Roughly a 2 minute read
Good food for farmers
Many families in tea communities have little available land to produce food or keep livestock for their own needs and so completely rely on income from their produce to buy food from elsewhere.
Poor diets are the leading cause of global ill health and a driver of poor nutrition. Tea workers and farmers often suffer from high under-nutrition rates because their diets, which consist largely of staple foods such as rice, bread, maize and wheat, are often not varied and balanced, lacking foods rich in essential nutrients and vitamins needed for good health.
To help tackle these issues, we contribute to community projects that try to improve access to good food. Much of our work is done with our suppliers, who can help us deliver the right projects to the people who need it most.

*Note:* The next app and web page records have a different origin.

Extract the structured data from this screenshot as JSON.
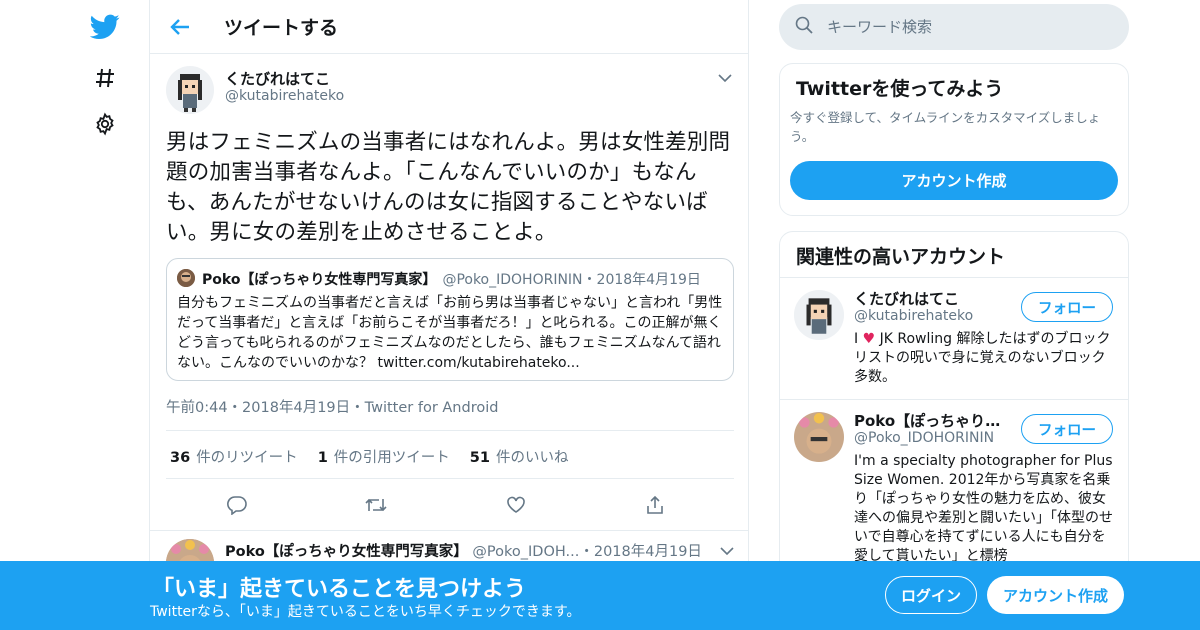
{
  "nav": {
    "icons": [
      "twitter-bird-icon",
      "hashtag-icon",
      "settings-gear-icon"
    ]
  },
  "header": {
    "title": "ツイートする"
  },
  "tweet": {
    "name": "くたびれはてこ",
    "handle": "@kutabirehateko",
    "text": "男はフェミニズムの当事者にはなれんよ。男は女性差別問題の加害当事者なんよ。「こんなんでいいのか」もなんも、あんたがせないけんのは女に指図することやないばい。男に女の差別を止めさせることよ。",
    "quote": {
      "name": "Poko【ぽっちゃり女性専門写真家】",
      "handle": "@Poko_IDOHORININ",
      "date": "・2018年4月19日",
      "text": "自分もフェミニズムの当事者だと言えば「お前ら男は当事者じゃない」と言われ「男性だって当事者だ」と言えば「お前らこそが当事者だろ！」と叱られる。この正解が無くどう言っても叱られるのがフェミニズムなのだとしたら、誰もフェミニズムなんて語れない。こんなのでいいのかな？ twitter.com/kutabirehateko..."
    },
    "meta": "午前0:44・2018年4月19日・Twitter for Android",
    "counts": {
      "retweets": "36",
      "retweets_label": "件のリツイート",
      "quotes": "1",
      "quotes_label": "件の引用ツイート",
      "likes": "51",
      "likes_label": "件のいいね"
    }
  },
  "reply": {
    "name": "Poko【ぽっちゃり女性専門写真家】",
    "handle": "@Poko_IDOH...",
    "date": "・2018年4月19日"
  },
  "search": {
    "placeholder": "キーワード検索"
  },
  "signup_card": {
    "title": "Twitterを使ってみよう",
    "subtitle": "今すぐ登録して、タイムラインをカスタマイズしましょう。",
    "button": "アカウント作成"
  },
  "related": {
    "title": "関連性の高いアカウント",
    "follow_label": "フォロー",
    "accounts": [
      {
        "name": "くたびれはてこ",
        "handle": "@kutabirehateko",
        "bio_prefix": "I",
        "bio_heart": "♥",
        "bio": " JK Rowling 解除したはずのブロックリストの呪いで身に覚えのないブロック多数。"
      },
      {
        "name": "Poko【ぽっちゃり女性専門写真家】",
        "handle": "@Poko_IDOHORININ",
        "bio": "I'm a specialty photographer for Plus Size Women. 2012年から写真家を名乗り「ぽっちゃり女性の魅力を広め、彼女達への偏見や差別と闘いたい」「体型のせいで自尊心を持てずにいる人にも自分を愛して貰いたい」と標榜"
      }
    ]
  },
  "banner": {
    "title": "「いま」起きていることを見つけよう",
    "subtitle": "Twitterなら、「いま」起きていることをいち早くチェックできます。",
    "login": "ログイン",
    "signup": "アカウント作成"
  },
  "colors": {
    "brand": "#1da1f2",
    "text": "#14171a",
    "secondary": "#657786",
    "border": "#e6ecf0",
    "heart": "#e0245e"
  }
}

But we also work on programmes with our partners in the industry to try and make bigger changes.
Healthy Diets for Tea Communities is one such programme – led by the Global Alliance for Improved Nutrition(GAIN) and the Ethical Tea Partnership – it aims to improve the diets of tea workers, farmers and their families in Assam, Kenya and Malawi.
The programme is tailoring its approach for each community. It will increase food knowledge and choices through training, street theatre and cooking demonstrations. And it will increase access to the right kinds of food, working with families to plant vegetable gardens and fruit trees and helping to provide fortified lunches at work. It will also work closely with businesses and governments to promote the importance of investing in workforce nutrition.
The programme aims to reach 877,000 people between 2020 and 2023: 175,500 farmers and workers directly, and 702,000 people indirectly, as farmers and workers share their knowledge with their households.
Working more directly with suppliers, we’ve supported a porridge initiative run by the Sorwathe tea factory in Rwanda since 2015. This initiative aims to supply a cup of nutritious porridge for every child that attends any of the factory’s many pre-schools. It’s designed to help families that can’t provide a healthy breakfast at home and really helps some 900 children get the most out of their day.
The porridge initiative employs local women to make and deliver the porridge, which helps to support the local community and improve lives for non-working residents on the estate.
We’ve also been working with our suppliers in Rwanda to provide cows for families that live near the Mulindi and Shagasha tea factories. One cow can make a big difference to a family in rural Rwanda. The milk it provides is an essential part of children’s diets and any excess milk can be sold to provide a stable source of income. It also helps to improve the land for growing other crops – adding nutrients to the soil with manure.
And through our tree planting work in Kenya farmers are now planting mango, avocado and macadamia trees along with their tea — food crops that can be added to their diet or sold at market.
Last updated 30th September 2021